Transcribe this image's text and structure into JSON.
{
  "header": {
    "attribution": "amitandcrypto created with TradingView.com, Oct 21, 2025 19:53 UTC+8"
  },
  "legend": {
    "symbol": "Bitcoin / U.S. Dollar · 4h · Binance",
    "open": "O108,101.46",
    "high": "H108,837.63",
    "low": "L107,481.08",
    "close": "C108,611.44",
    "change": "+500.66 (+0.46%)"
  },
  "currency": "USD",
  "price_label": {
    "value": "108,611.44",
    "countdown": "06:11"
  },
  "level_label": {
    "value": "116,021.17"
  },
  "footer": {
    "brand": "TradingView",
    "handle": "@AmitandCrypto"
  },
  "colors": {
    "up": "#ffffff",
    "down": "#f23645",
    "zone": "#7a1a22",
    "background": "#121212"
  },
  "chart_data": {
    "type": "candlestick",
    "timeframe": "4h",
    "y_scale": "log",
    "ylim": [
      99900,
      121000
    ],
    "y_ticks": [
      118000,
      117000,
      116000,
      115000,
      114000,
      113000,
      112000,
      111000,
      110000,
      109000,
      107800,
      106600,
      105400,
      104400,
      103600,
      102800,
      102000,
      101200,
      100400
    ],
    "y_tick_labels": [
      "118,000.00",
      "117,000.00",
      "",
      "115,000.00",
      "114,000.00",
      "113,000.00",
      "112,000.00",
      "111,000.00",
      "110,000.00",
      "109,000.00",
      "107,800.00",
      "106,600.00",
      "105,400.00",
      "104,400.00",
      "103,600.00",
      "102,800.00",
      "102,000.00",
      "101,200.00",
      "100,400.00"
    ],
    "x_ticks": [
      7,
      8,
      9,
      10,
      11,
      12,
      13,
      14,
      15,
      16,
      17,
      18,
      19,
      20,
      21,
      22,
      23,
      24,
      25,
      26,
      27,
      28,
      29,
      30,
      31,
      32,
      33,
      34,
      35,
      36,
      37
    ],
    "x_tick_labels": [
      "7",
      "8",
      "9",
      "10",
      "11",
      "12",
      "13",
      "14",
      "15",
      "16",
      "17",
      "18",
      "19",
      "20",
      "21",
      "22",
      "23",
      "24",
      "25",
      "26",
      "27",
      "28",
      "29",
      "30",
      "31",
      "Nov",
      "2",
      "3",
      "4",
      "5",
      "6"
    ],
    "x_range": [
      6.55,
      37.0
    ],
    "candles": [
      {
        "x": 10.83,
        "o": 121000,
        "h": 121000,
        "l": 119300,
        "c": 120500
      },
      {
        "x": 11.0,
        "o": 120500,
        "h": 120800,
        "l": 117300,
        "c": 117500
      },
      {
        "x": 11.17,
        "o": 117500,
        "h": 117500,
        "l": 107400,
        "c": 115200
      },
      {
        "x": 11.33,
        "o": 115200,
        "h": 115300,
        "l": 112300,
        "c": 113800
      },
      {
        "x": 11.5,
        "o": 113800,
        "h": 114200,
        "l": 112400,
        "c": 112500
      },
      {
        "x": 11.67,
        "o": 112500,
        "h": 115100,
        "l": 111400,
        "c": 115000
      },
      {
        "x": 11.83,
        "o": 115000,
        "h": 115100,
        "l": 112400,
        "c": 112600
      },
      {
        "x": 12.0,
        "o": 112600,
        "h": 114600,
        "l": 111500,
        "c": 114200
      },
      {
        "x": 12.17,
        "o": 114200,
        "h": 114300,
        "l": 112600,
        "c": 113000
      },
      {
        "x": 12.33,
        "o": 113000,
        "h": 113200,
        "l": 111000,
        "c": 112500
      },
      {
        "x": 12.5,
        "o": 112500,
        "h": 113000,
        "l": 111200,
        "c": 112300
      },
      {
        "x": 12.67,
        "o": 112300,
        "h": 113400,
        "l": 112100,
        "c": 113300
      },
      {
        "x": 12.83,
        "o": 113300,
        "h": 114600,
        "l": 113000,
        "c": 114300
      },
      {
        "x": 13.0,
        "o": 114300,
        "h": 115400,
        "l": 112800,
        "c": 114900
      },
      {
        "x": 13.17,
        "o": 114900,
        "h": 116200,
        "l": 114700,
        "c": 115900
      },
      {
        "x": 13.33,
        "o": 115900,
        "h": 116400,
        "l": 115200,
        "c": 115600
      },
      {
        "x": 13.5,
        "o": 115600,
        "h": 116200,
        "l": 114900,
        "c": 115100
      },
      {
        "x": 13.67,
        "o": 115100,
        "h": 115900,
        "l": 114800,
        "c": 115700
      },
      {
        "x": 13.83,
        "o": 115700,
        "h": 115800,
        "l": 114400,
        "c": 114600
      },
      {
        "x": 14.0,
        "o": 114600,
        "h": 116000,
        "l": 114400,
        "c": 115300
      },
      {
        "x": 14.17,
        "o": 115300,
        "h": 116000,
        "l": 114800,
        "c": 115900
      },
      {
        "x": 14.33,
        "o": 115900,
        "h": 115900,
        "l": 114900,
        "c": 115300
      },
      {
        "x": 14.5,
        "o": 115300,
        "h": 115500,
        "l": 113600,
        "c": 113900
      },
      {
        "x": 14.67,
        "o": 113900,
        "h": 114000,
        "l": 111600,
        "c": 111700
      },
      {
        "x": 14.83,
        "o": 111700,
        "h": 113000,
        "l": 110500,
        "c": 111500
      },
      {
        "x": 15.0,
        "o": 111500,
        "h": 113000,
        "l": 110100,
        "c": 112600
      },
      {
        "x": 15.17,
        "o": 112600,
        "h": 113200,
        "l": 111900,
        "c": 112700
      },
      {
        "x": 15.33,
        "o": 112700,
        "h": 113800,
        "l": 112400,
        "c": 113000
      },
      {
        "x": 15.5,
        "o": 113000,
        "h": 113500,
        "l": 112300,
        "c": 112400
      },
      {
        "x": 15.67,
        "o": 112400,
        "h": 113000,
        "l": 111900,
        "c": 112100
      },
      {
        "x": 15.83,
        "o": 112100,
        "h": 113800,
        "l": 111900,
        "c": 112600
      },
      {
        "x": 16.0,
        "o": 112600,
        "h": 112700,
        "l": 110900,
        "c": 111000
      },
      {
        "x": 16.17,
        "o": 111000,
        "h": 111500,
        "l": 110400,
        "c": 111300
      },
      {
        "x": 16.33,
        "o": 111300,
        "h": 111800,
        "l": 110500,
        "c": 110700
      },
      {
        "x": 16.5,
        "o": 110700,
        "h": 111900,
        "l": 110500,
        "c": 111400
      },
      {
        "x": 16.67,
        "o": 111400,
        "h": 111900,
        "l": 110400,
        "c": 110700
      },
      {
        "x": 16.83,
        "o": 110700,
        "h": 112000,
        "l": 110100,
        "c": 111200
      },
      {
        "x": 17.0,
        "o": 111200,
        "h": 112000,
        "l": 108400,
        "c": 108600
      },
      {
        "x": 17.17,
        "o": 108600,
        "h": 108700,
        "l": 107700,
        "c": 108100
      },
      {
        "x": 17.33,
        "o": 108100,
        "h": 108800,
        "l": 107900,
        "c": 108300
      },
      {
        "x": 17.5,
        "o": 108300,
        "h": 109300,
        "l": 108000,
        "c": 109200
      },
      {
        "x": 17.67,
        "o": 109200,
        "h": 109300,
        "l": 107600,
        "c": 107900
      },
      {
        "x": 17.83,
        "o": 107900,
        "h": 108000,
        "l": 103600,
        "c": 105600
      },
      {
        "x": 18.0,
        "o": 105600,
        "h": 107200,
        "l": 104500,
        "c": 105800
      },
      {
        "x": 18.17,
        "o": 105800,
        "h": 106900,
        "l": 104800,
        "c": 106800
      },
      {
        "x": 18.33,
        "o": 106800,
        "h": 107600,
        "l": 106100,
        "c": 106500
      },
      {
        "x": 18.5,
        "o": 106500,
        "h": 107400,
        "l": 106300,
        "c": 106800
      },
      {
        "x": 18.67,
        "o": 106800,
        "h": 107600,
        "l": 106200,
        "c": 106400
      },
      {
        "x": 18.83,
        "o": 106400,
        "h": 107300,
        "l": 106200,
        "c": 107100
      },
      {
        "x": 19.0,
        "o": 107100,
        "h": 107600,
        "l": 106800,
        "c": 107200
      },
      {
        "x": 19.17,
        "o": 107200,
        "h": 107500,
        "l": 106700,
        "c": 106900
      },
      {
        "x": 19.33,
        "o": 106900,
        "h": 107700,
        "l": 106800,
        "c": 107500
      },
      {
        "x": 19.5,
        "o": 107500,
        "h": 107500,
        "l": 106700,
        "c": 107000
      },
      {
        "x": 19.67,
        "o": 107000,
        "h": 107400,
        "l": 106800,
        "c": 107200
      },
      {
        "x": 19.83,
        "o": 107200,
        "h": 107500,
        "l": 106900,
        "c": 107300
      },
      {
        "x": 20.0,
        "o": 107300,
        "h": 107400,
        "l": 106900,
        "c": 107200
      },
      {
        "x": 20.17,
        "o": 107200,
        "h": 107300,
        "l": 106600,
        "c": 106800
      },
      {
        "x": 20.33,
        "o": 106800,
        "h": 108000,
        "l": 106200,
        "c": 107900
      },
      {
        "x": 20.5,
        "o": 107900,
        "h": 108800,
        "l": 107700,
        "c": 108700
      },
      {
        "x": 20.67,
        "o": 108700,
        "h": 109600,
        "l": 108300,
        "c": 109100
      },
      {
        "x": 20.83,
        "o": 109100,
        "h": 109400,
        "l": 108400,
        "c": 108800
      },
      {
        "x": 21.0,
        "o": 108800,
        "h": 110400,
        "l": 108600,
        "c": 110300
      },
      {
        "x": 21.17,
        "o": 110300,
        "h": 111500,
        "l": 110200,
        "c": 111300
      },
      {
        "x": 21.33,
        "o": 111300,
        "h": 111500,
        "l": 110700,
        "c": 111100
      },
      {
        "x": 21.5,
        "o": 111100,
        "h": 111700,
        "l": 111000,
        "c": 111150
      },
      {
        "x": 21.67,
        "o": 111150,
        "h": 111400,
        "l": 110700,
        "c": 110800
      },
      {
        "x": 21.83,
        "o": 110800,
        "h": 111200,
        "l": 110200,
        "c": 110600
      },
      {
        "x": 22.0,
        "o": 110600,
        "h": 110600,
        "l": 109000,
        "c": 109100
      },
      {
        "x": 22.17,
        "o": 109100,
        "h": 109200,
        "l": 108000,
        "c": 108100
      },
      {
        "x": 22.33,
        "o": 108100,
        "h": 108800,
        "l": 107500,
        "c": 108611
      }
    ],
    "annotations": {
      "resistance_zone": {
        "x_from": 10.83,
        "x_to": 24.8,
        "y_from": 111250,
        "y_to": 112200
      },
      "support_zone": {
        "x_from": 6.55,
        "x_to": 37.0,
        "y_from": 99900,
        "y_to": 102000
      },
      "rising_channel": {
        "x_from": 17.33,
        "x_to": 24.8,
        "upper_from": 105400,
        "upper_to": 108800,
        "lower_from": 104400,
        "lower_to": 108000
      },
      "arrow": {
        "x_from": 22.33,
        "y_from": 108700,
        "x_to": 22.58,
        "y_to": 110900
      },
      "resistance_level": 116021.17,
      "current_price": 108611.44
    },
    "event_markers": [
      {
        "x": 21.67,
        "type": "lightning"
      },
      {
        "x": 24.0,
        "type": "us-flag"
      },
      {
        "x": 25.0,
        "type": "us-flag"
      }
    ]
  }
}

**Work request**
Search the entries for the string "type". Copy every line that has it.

**Completed exercise**
    "type": "candlestick",
        "type": "lightning"
        "type": "us-flag"
        "type": "us-flag"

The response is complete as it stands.